B&L: What animal do you associate yourself with (given our ties to oxen)?
Aly Spaltro: I can’t say I’ve ever associated myself with an animal, but I will admit to being a total cat person, so I think maybe we share an essence!
B&L: Why music? Why do you seek it? Why do you create it? How’d it come calling to you?
Spaltro: I fell into music a bit by what felt like necessity, when I was 18. I took a gap year before college to live in Guatemala and when that trip fell through, I was faced with being stuck in my hometown while all my friends ventured out. I was really hurt and depressed and turned to music as a way to pacify myself and distract myself. It was so all consuming that it really healed the pain and became clear to me very early on that it was my newfound passion and what I wanted to commit myself to.
B&L: Is songwriting an easy or arduous process for you? Are you an “in the moment” kind of writer, or do you have to actively schedule “office hours” to get words on paper?
Spaltro: Historically, my process has been to quietly wait for a song to pour out of me in a moment. When I pick up my guitar, it’s usually with the intent to get something out in that moment. I’ve also worked well with ‘scheduling’ time and making a routine out of my process, especially in the arrangement stage.
B&L: How has this whole pandemic thing effected your music, if it all? For better or for worse…
Spaltro: I have been in a sort of creative hibernation this year. I bought a house in January (I closed on it two days before the global shutdown) and have focused a lot of my creative energy into house projects. I’m currently renovating a small greenhouse on my property in a music studio, and I’m hoping to have the inspiration to write again once I have a proper space to spread out in.
B&L: Your latest record, “Even in the Tremor” came out in April of 2019. What were the goals for that particular release? How was the response for that album?
Spaltro: My goal with “Even in the Tremor” was to initially find ways in lyric form to cope with anxiety through the practice of presence and gratitude. It’s ultimately what I hope people took from it. I found that the response to be wonderful – many people noticed the evolution, in terms of its spiritual and emotional growth, as compared to my earlier records.
B&L: What’s the making of a great show?
Spaltro: A great show is when the artist is present and connecting directly with their audience. It’s a symbiotic feeling that is present certain nights – an energy in the room (or meadow!) that feels that everyone is together and creating a loving space.
B&L: What can folks expect when they come out to see you perform at the Word Barn Meadow on November 14th?
Spaltro: Folks can expect me to make moves to keep my hands warm! 🙂 I’ll also bring the loving energy that we’ve all been missing from a lack of shows this year!

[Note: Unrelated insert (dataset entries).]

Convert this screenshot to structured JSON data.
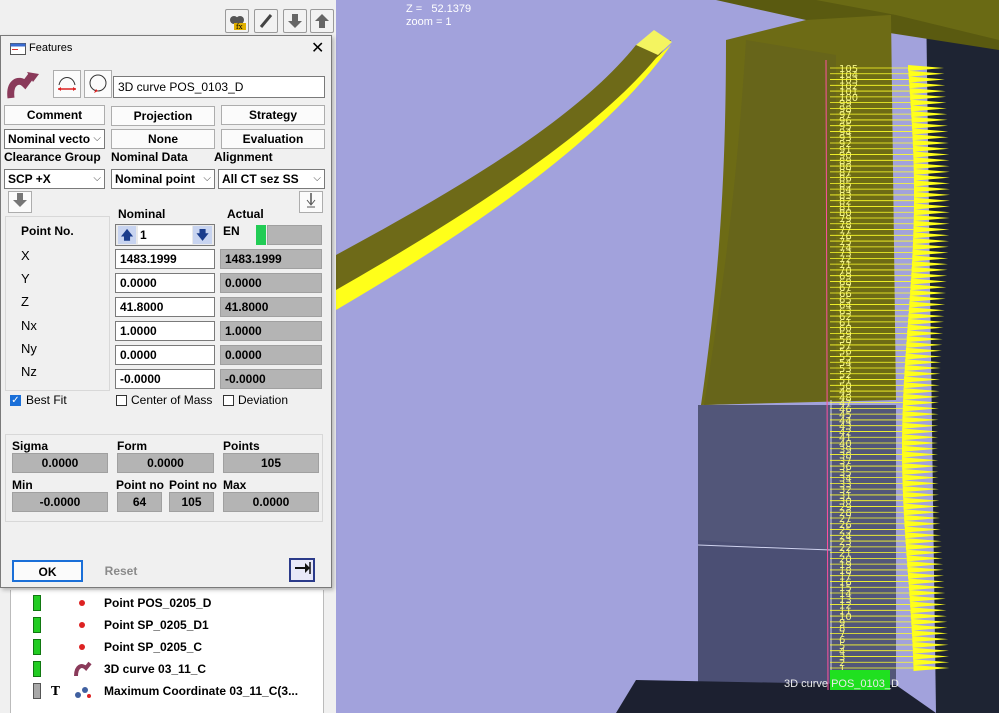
{
  "viewport": {
    "coord_z_label": "Z =",
    "coord_z_value": "52.1379",
    "zoom_text": "zoom = 1",
    "curve_label": "3D curve POS_0103_D",
    "point_numbers": [
      "105",
      "104",
      "103",
      "102",
      "101",
      "100",
      "99",
      "98",
      "97",
      "96",
      "95",
      "94",
      "93",
      "92",
      "91",
      "90",
      "89",
      "88",
      "87",
      "86",
      "85",
      "84",
      "83",
      "82",
      "81",
      "80",
      "79",
      "78",
      "77",
      "76",
      "75",
      "74",
      "73",
      "72",
      "71",
      "70",
      "69",
      "68",
      "67",
      "66",
      "65",
      "64",
      "63",
      "62",
      "61",
      "60",
      "59",
      "58",
      "57",
      "56",
      "55",
      "54",
      "53",
      "52",
      "51",
      "50",
      "49",
      "48",
      "47",
      "46",
      "45",
      "44",
      "43",
      "42",
      "41",
      "40",
      "39",
      "38",
      "37",
      "36",
      "35",
      "34",
      "33",
      "32",
      "31",
      "30",
      "29",
      "28",
      "27",
      "26",
      "25",
      "24",
      "23",
      "22",
      "21",
      "20",
      "19",
      "18",
      "17",
      "16",
      "15",
      "14",
      "13",
      "12",
      "11",
      "10",
      "9",
      "8",
      "7",
      "6",
      "5",
      "4",
      "3",
      "2",
      "1"
    ]
  },
  "toolbar": {
    "icons": [
      "binoculars-formula-icon",
      "pencil-icon",
      "arrow-down-icon",
      "arrow-up-icon"
    ]
  },
  "dialog": {
    "title": "Features",
    "feature_name": "3D curve POS_0103_D",
    "buttons_row1": {
      "comment": "Comment",
      "projection": "Projection",
      "strategy": "Strategy"
    },
    "dropdown_nominal_vector": "Nominal vecto",
    "none_button": "None",
    "evaluation_button": "Evaluation",
    "labels": {
      "clearance_group": "Clearance Group",
      "nominal_data": "Nominal Data",
      "alignment": "Alignment"
    },
    "dropdowns": {
      "clearance_group": "SCP +X",
      "nominal_data": "Nominal point",
      "alignment": "All CT sez SS"
    },
    "table": {
      "nominal_header": "Nominal",
      "actual_header": "Actual",
      "point_no_label": "Point No.",
      "point_no_value": "1",
      "actual_status": "EN",
      "rows": [
        {
          "label": "X",
          "nominal": "1483.1999",
          "actual": "1483.1999"
        },
        {
          "label": "Y",
          "nominal": "0.0000",
          "actual": "0.0000"
        },
        {
          "label": "Z",
          "nominal": "41.8000",
          "actual": "41.8000"
        },
        {
          "label": "Nx",
          "nominal": "1.0000",
          "actual": "1.0000"
        },
        {
          "label": "Ny",
          "nominal": "0.0000",
          "actual": "0.0000"
        },
        {
          "label": "Nz",
          "nominal": "-0.0000",
          "actual": "-0.0000"
        }
      ]
    },
    "checkboxes": {
      "best_fit": "Best Fit",
      "center_of_mass": "Center of Mass",
      "deviation": "Deviation"
    },
    "stats": {
      "sigma_label": "Sigma",
      "sigma_value": "0.0000",
      "form_label": "Form",
      "form_value": "0.0000",
      "points_label": "Points",
      "points_value": "105",
      "min_label": "Min",
      "min_value": "-0.0000",
      "point_no_min_label": "Point no",
      "point_no_min_value": "64",
      "point_no_max_label": "Point no",
      "point_no_max_value": "105",
      "max_label": "Max",
      "max_value": "0.0000"
    },
    "ok_button": "OK",
    "reset_button": "Reset"
  },
  "tree": {
    "items": [
      {
        "label": "Point POS_0205_D"
      },
      {
        "label": "Point SP_0205_D1"
      },
      {
        "label": "Point SP_0205_C"
      },
      {
        "label": "3D curve 03_11_C"
      },
      {
        "label": "Maximum Coordinate 03_11_C(3..."
      }
    ],
    "t_marker": "T"
  }
}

B&L: It’s an outdoors / socially distanced type of engagement which is weird that we have to think so carefully about this kind of situation “these days”… Have you played many shows?
Spaltro: I’m actually a bit of a pro at them at this point! I hosted a series of twelve small shows on my property in Maine this summer called ‘Live From The Hive.’ I have two acres and was able to create a small stage with ample space for people to spread out and enjoy a night of music together. Trees were the backdrop, the stars were bright, we had a campfire going afterward and each show was a success!
B&L: Is it weird to set foot onto stage and play to a room full of (mostly) strangers? Or do you bask in the opportunity to make new friends/fans?
Spaltro: Not weird at all! As an introvert, it’d only feel weird to me in any other setting. For the sake of connecting with strangers through music, it feels totally natural and enjoyable, though I have never truly gotten over a mild stage fright!
B&L: What’s one tune (or, heck, a couple) that exists out there in the ether that blows you away that you kind of wish you had written yourself?
Spaltro: There are multiple George Harrison songs I wish I wrote: “My Sweet Lord,” “What Is Life,” “Give Me Love,” “ Something”… He’s one of the best songwriters we’ve had.
B&L: Question number 12. If you could have a dozen of anything, what would that dozen of something be?
Spaltro: In this moment, I wouldn’t mind a dozen nice cedar boards to install in the cathedral ceiling of my new greenhouse-turned-studio 🙂
Lady Lamb will lend us her songs when she visits the Word Barn Meadow for two shows on Saturday, November 14th. The 2pm show has sold out, but tickets still remain for the 5pm slot. For more information (and to secure your spot), click here.